Interestingly I was chatting with some Saudi friends about this very topic. The predominant view among them (male and female) was that the female had it better than the man. The man has more pressure and responsibilities attached to the fact that he is a man. He must work; he must provide; he should not ask his wife for contributions or expect her to contribute. The Saudi guys shared that in their observation the women enjoy having their needs met by the men and most women realize they are treated like a queen in that regard.
Most women are provided with a housemaid, a driver and no pressure applied to them to contribute financially to a household. As a result it is not unusual for many of these women to enjoy taking various classes at either universities or other institutions and perhaps at some juncture taking a part time job. Why not since the majority of tasks within the home are overseen and taken care of by the housemaid. The man on the other hand not only has to provide for his wife but is usually expected to provide for his mother and sisters too (especially if they are widowed). The Saudi men with whom I have spoken feel that a woman cannot understand the constant pressure they are under as the primary provider for so many view women as cherished and cosseted.
The author of “The Girls of Riyadh” is doing the US media circuit to promote the new publication of her book in English. Here’s a taste, but make sure to read the whole profile:
Finding love in Saudi Arabia is practically impossible, especially for young Muslim women.
That’s the premise 25-year-old author Rajaa Alsanea tackles in her novel, “Girls of Riyadh,” which has already created a stir throughout the Arab world.
“In Saudi, there are a lot of restrictions,” she said during an interview at the University of Illinois at Chicago’s College of Dentistry.
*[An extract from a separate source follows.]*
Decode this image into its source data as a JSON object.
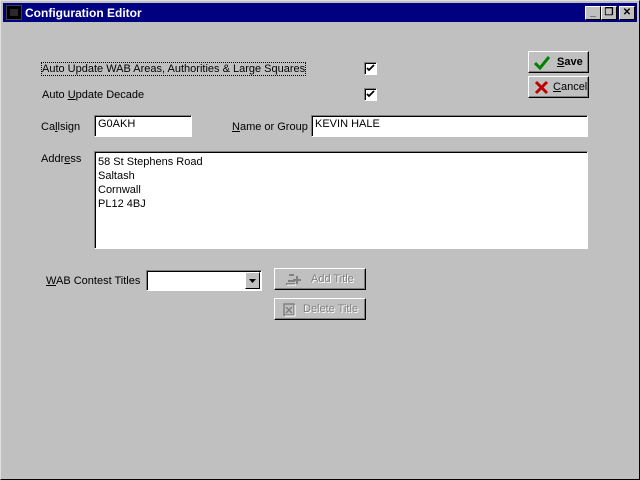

Alsanea is pursuing a master’s degree in oral sciences before returning to Riyadh to live with her family, practice dentistry and continue writing fiction.
“We’re living in the 21st century, and there are still traditions from the 19th century, and that’s just insane,” she said. “You have the Internet … and freedom of speech. You have modern schools and modern hospitals. And everything around you is digital. And yet you have to go through all this pain when you want to get married.”
…”It’s my obligation to try to fix things in Saudi. I’m not trying to fix the government or Islam. What I’m trying to fix is mentality, how people think. It’s the traditions,” she said. “These traditions either [need to] loosen up, or we should get rid of them.”